> _TRY IT_
Count how many lines below include the word "style". Answer with a number only.

[[ SUPPLIED RECORDS open ]]

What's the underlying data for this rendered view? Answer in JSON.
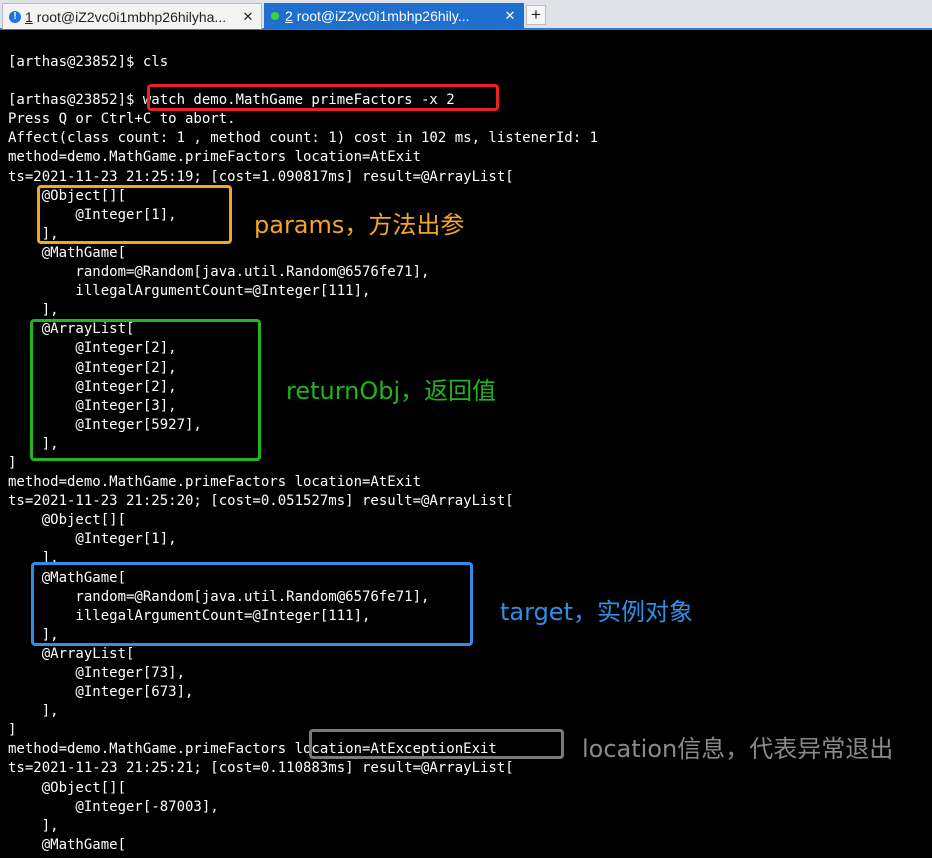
{
  "tabs": [
    {
      "num": "1",
      "title": "root@iZ2vc0i1mbhp26hilyha...",
      "active": false
    },
    {
      "num": "2",
      "title": "root@iZ2vc0i1mbhp26hily...",
      "active": true
    }
  ],
  "new_tab": "+",
  "close_glyph": "✕",
  "terminal_lines": [
    "[arthas@23852]$ cls",
    "",
    "[arthas@23852]$ watch demo.MathGame primeFactors -x 2",
    "Press Q or Ctrl+C to abort.",
    "Affect(class count: 1 , method count: 1) cost in 102 ms, listenerId: 1",
    "method=demo.MathGame.primeFactors location=AtExit",
    "ts=2021-11-23 21:25:19; [cost=1.090817ms] result=@ArrayList[",
    "    @Object[][",
    "        @Integer[1],",
    "    ],",
    "    @MathGame[",
    "        random=@Random[java.util.Random@6576fe71],",
    "        illegalArgumentCount=@Integer[111],",
    "    ],",
    "    @ArrayList[",
    "        @Integer[2],",
    "        @Integer[2],",
    "        @Integer[2],",
    "        @Integer[3],",
    "        @Integer[5927],",
    "    ],",
    "]",
    "method=demo.MathGame.primeFactors location=AtExit",
    "ts=2021-11-23 21:25:20; [cost=0.051527ms] result=@ArrayList[",
    "    @Object[][",
    "        @Integer[1],",
    "    ],",
    "    @MathGame[",
    "        random=@Random[java.util.Random@6576fe71],",
    "        illegalArgumentCount=@Integer[111],",
    "    ],",
    "    @ArrayList[",
    "        @Integer[73],",
    "        @Integer[673],",
    "    ],",
    "]",
    "method=demo.MathGame.primeFactors location=AtExceptionExit",
    "ts=2021-11-23 21:25:21; [cost=0.110883ms] result=@ArrayList[",
    "    @Object[][",
    "        @Integer[-87003],",
    "    ],",
    "    @MathGame["
  ],
  "annotations": {
    "params": "params，方法出参",
    "returnObj": "returnObj，返回值",
    "target": "target，实例对象",
    "location": "location信息，代表异常退出"
  },
  "colors": {
    "command_box": "#e8231f",
    "params": "#f5a623",
    "returnObj": "#21b41e",
    "target": "#2f8fe8",
    "location": "#8a8a8a"
  }
}
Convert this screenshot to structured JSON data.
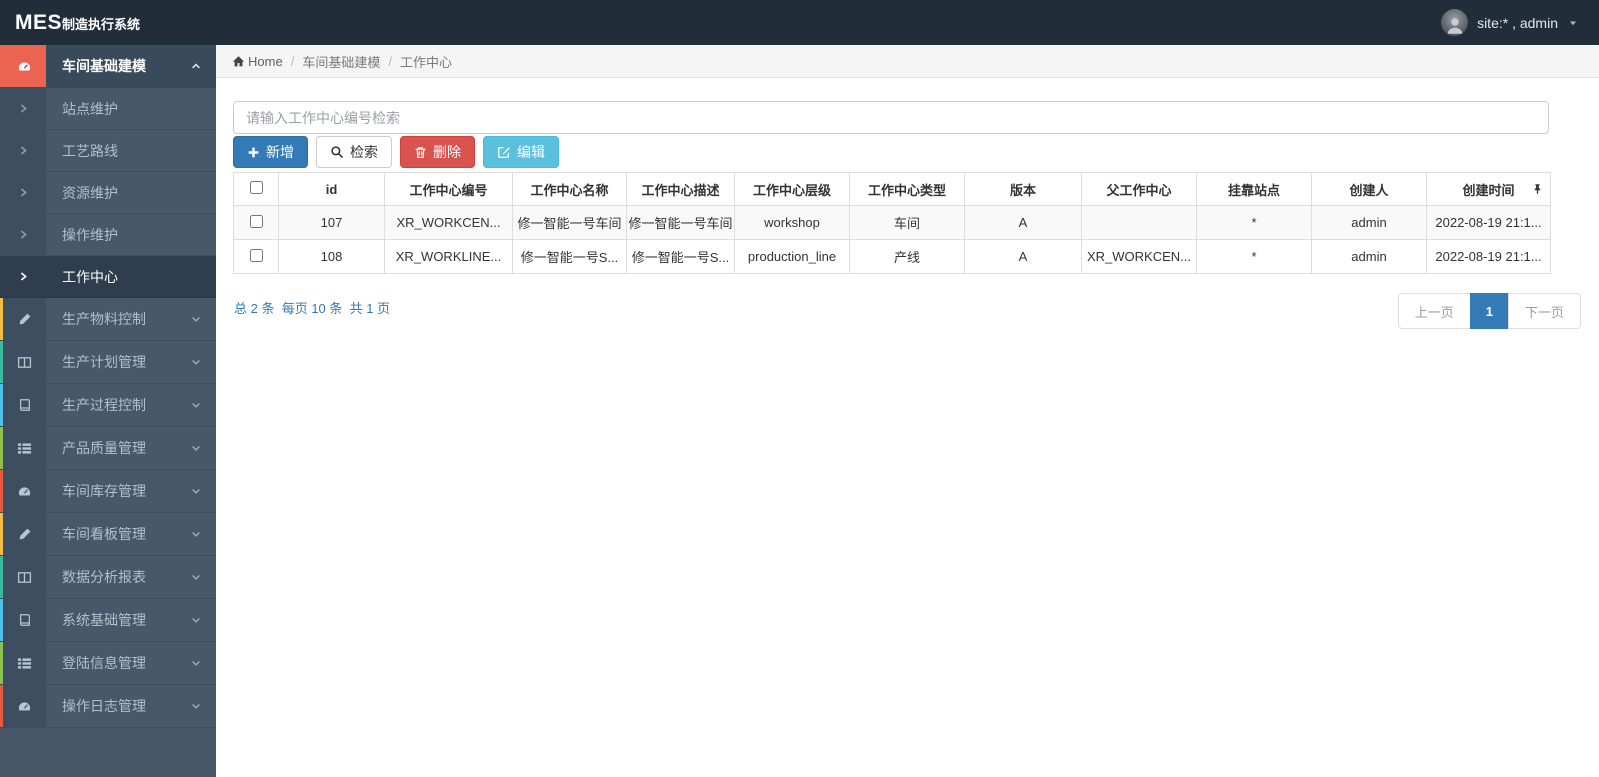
{
  "navbar": {
    "brand_bold": "MES",
    "brand_rest": "制造执行系统",
    "user_label": "site:* , admin"
  },
  "sidebar": {
    "items": [
      {
        "type": "parent",
        "label": "车间基础建模",
        "icon": "tachometer-icon",
        "accent": "#ec6352",
        "active": true,
        "expanded": true
      },
      {
        "type": "sub",
        "label": "站点维护",
        "active": false
      },
      {
        "type": "sub",
        "label": "工艺路线",
        "active": false
      },
      {
        "type": "sub",
        "label": "资源维护",
        "active": false
      },
      {
        "type": "sub",
        "label": "操作维护",
        "active": false
      },
      {
        "type": "sub",
        "label": "工作中心",
        "active": true
      },
      {
        "type": "parent",
        "label": "生产物料控制",
        "icon": "pencil-icon",
        "accent": "#f6bb42",
        "active": false,
        "expanded": false
      },
      {
        "type": "parent",
        "label": "生产计划管理",
        "icon": "columns-icon",
        "accent": "#37bc9b",
        "active": false,
        "expanded": false
      },
      {
        "type": "parent",
        "label": "生产过程控制",
        "icon": "book-icon",
        "accent": "#4fc1e9",
        "active": false,
        "expanded": false
      },
      {
        "type": "parent",
        "label": "产品质量管理",
        "icon": "list-icon",
        "accent": "#8cc152",
        "active": false,
        "expanded": false
      },
      {
        "type": "parent",
        "label": "车间库存管理",
        "icon": "tachometer-icon",
        "accent": "#e9573f",
        "active": false,
        "expanded": false
      },
      {
        "type": "parent",
        "label": "车间看板管理",
        "icon": "pencil-icon",
        "accent": "#f6bb42",
        "active": false,
        "expanded": false
      },
      {
        "type": "parent",
        "label": "数据分析报表",
        "icon": "columns-icon",
        "accent": "#37bc9b",
        "active": false,
        "expanded": false
      },
      {
        "type": "parent",
        "label": "系统基础管理",
        "icon": "book-icon",
        "accent": "#4fc1e9",
        "active": false,
        "expanded": false
      },
      {
        "type": "parent",
        "label": "登陆信息管理",
        "icon": "list-icon",
        "accent": "#8cc152",
        "active": false,
        "expanded": false
      },
      {
        "type": "parent",
        "label": "操作日志管理",
        "icon": "tachometer-icon",
        "accent": "#e9573f",
        "active": false,
        "expanded": false
      }
    ]
  },
  "breadcrumb": {
    "home": "Home",
    "items": [
      "车间基础建模",
      "工作中心"
    ]
  },
  "toolbar": {
    "search_placeholder": "请输入工作中心编号检索",
    "search_value": "",
    "buttons": [
      {
        "label": "新增",
        "icon": "plus-icon",
        "style": "primary"
      },
      {
        "label": "检索",
        "icon": "search-icon",
        "style": "default"
      },
      {
        "label": "删除",
        "icon": "trash-icon",
        "style": "danger"
      },
      {
        "label": "编辑",
        "icon": "edit-icon",
        "style": "info"
      }
    ]
  },
  "table": {
    "columns": [
      "id",
      "工作中心编号",
      "工作中心名称",
      "工作中心描述",
      "工作中心层级",
      "工作中心类型",
      "版本",
      "父工作中心",
      "挂靠站点",
      "创建人",
      "创建时间"
    ],
    "rows": [
      [
        "107",
        "XR_WORKCEN...",
        "修一智能一号车间",
        "修一智能一号车间",
        "workshop",
        "车间",
        "A",
        "",
        "*",
        "admin",
        "2022-08-19 21:1..."
      ],
      [
        "108",
        "XR_WORKLINE...",
        "修一智能一号S...",
        "修一智能一号S...",
        "production_line",
        "产线",
        "A",
        "XR_WORKCEN...",
        "*",
        "admin",
        "2022-08-19 21:1..."
      ]
    ]
  },
  "pagination": {
    "summary_total": "总 2 条",
    "summary_per_page": "每页 10 条",
    "summary_pages": "共 1 页",
    "prev": "上一页",
    "current": "1",
    "next": "下一页"
  },
  "colors": {
    "navbar_bg": "#222d3a",
    "sidebar_bg": "#47586a",
    "sidebar_icon_col": "#3d4e60",
    "active_red": "#ec6352",
    "accent_yellow": "#f6bb42",
    "accent_teal": "#37bc9b",
    "accent_cyan": "#4fc1e9",
    "accent_green": "#8cc152",
    "primary_blue": "#337ab7",
    "danger_red": "#d9534f",
    "info_blue": "#5bc0de"
  }
}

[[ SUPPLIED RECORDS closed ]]

> _EXERCISE SOLUTION_
4